Need of the Hour: Wise Conservation of India’s Wealthby Opinion Express May 3, 2018 0 comments
Although we take a lot of pride in our wealth, we have to conserve our treasure troves together, wisely.
Heritage preservation is a participatory process that encourages social cohesion, endows us with a sense of national identity and makes us a collective stakeholder in its continuity. The greater our commitment to its well-being and maintenance, the greater its value in the public mind. It is in this context that one should assess the Government’s MoU with a corporate group for maintaining the Red Fort area and improving basic infrastructure, including toilet facilities, sit outs and refreshment areas for visitors at a world heritage site. Of course, the Red Fort has an iconic significance, considering our first of war of independence began here and since then has been used by Prime Ministers to address the nation. Clearly, it is asinine to assume that any Indian would tamper with that legacy frivolously when entrusted with its upkeep. And with the cash-strapped ASI unable to maintain the integrity of the Taj Mahal, admitting its inability to take care of green and brown stains on the marble structure, the Supreme Court has seen red. The top court has strongly ordered that international experts be hired to save our best wonder. That could mean roping in the best through PPPs. Clearly, a lot of companies with environmental management and sustainable modules could be used to seed the green belt around the Taj trapezium.

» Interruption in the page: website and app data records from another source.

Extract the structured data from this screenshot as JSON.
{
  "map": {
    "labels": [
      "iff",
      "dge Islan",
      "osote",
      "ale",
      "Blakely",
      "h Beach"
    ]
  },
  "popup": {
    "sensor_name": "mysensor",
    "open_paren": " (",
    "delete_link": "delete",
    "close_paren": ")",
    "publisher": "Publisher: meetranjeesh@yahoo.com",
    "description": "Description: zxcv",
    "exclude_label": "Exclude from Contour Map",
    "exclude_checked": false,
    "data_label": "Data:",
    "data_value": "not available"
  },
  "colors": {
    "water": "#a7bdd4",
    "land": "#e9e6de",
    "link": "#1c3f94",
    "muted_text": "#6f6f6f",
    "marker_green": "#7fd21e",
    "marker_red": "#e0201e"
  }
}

The experiment of roping in private players and resources in heritage management is neither a global, Indian or a Delhi first. Countries around the Mediterranean have sought resource and management sharing with private majors like fashion houses and soft drink conglomerates. Varanasi’s ghats have been cleaned up and made presentable without tarnishing their cultural essence and ancient feel by private hotel chains. Delhi’s citizens have found summer evenings pleasurable again with the restoration of the Humayun’s tomb complex and the Sunder Nursery by the Aga Khan Trust. Both these sites have not only restored Mughal architecture and gardens to their pristine glory but encouraged soirees, cultural confluences and most importantly, revived the city’s biodiversity hotspots. Many private players have converted Delhi’s havelis into a living heritage. Museum trusts around the world seek voluntary participation by experts and the community alike, vetting and choosing verifiable stakeholders. And though critics may claim that corporates were encashing the footfalls while doing CSR and were not altruistic, fact is that signages, booklets or hoardings proclaiming their contribution have been limited to areas outside the core heritage arc. Wherever they have intruded, like Coca Cola in Italy, they have been roundly taken down. Would any corporate stake its branding on blatantly stupid moves? The privately run, family-owned Rajasthan forts have boosted the tourist economy and generated more resources for upkeep through specially curated walks and inner chamber access. PPP ventures have resulted in rescuing lost gems like the Nahargarh fort. First, the contract is for basic infrastructure and not repairing the facade, which sensitively has to be monitored and implemented by an expert committee under the supervision of the ASI. Imagine a cleaned up Meena Bazaar elevated to the status of the Grand Bazaar of Istanbul and fostering community engagement. Second, the waiver of an indemnity clause is being interpreted as being equivalent to creative freedom. While the government tackles the criticisms, it should take care that its actions are above clarification. It is not about one contract, it is about laying down a uniform heritage conservation policy that has to be a multiple representation of historians, conservationists, archaeologists and keeper family trusts. Heritage management cannot be a regular
Courtesy: The Pioneer